Last time in this space I wrote about how some series seem to slowly crash and burn. That the series runs out of steam and should be ended but for some reason, much like a certain annoying commercial (which should be banned so that IQ scores would instantly rise across the nation and planet) the worn out series just keeps going and going. At the opposite end of the spectrum are those series that are ended leaving the reader wanting more. Such is the case with the final installment of The Fisherman’s Son Trilogy aptly titled, “Return of the Golden Age.” Author Marilyn Peake has crafted another winner here.

The third book in this moving young adult series finds Wiley O’Mara faced with a problem. How to blend the six boys from the incredible ancient city on the sea floor into his society which is very poor and where strangers are quickly noticed? Everything about the six boys marks them as being different and they can’t survive on their own or stay hidden for long. Not only do they need to blend in for themselves and accept what can’t be changed, they have to blend in for the society as a whole. Wiley also has to figure out how to help his people understand their magnificent past and to break out of the circle of poverty they have been in for quite some time.

With the help of Elden, Lucinda and others, the aid of seven magical rings and secret caverns on the island, Wiley begins to find answers. Answers that help him aid the newcomers as well as help his own people plan for a future that honors one of the themes of all three books. “Destiny is bigger than what you can understand at the moment” (P. 23). A destiny that he and he alone can fulfill if he has the strength to seek it.

Blending the mystical of what could have been with period correct descriptions, author Marilyn Peake brings to a close what she started so well in The Fisherman’s Son. The usual melancholy feel to the ending of a series is not present in this final novel. Instead, much like the preceeding books, the novel champions determination, perseverance, and a willingness to achieve something greater than can be imagined. This final novel in the series is another strong and enjoyable read as well as a fitting conclusion to the story arc.

Return Of The Golden Age
By Marilyn Peake
Double Dragon Publishing, Inc.
ISBN #1-55404-256-9
Large Trade Paperback
138 Pages

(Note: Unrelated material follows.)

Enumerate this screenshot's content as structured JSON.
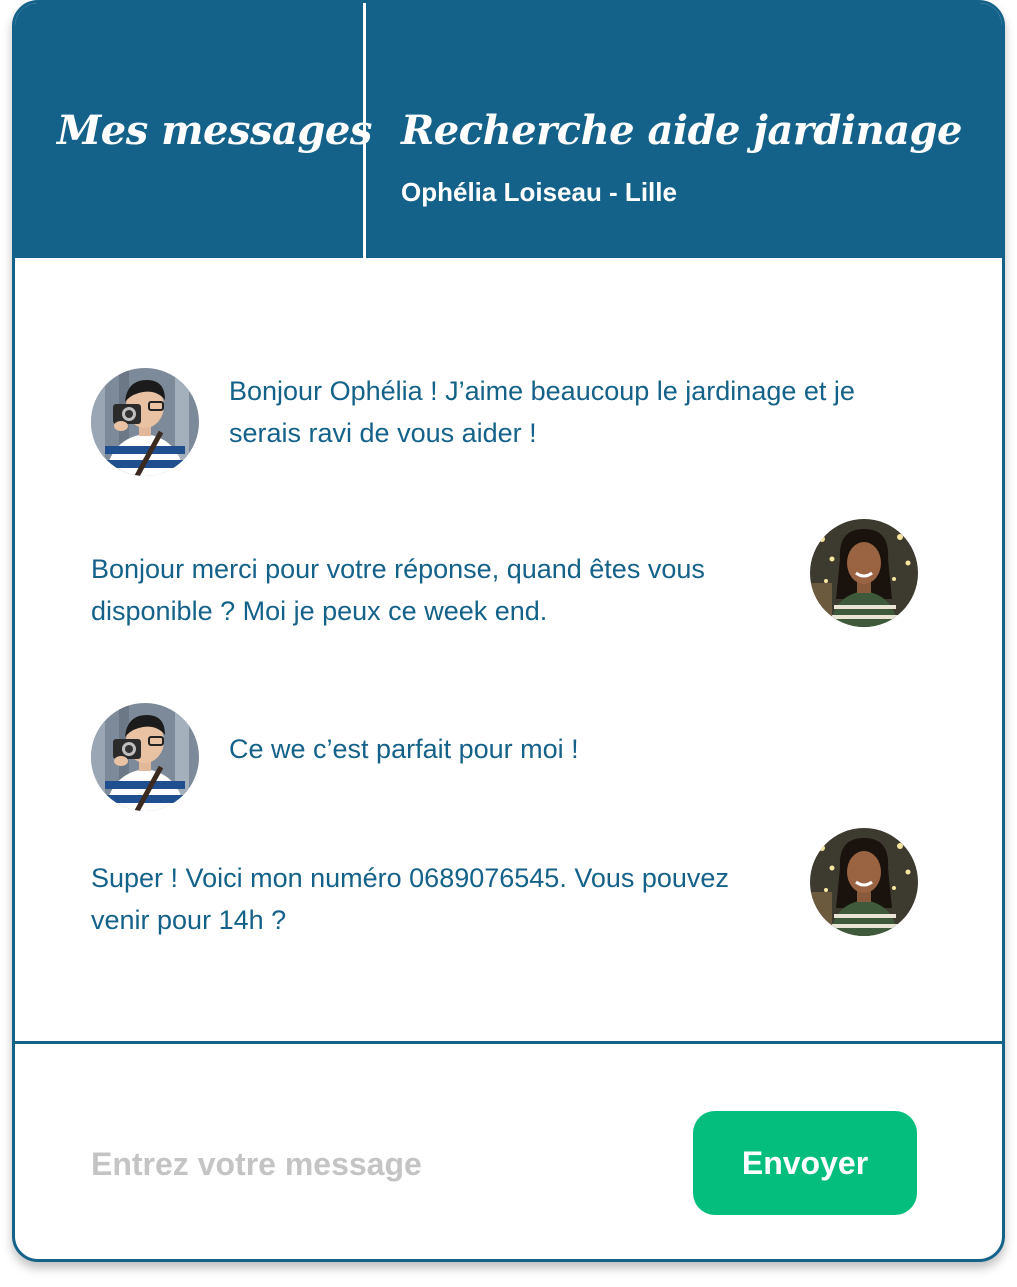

More next time and as always feel free to drop me a note here or at with your comments, observations, and suggestions.

Thanks for reading!

Kevin R. Tipple © 2005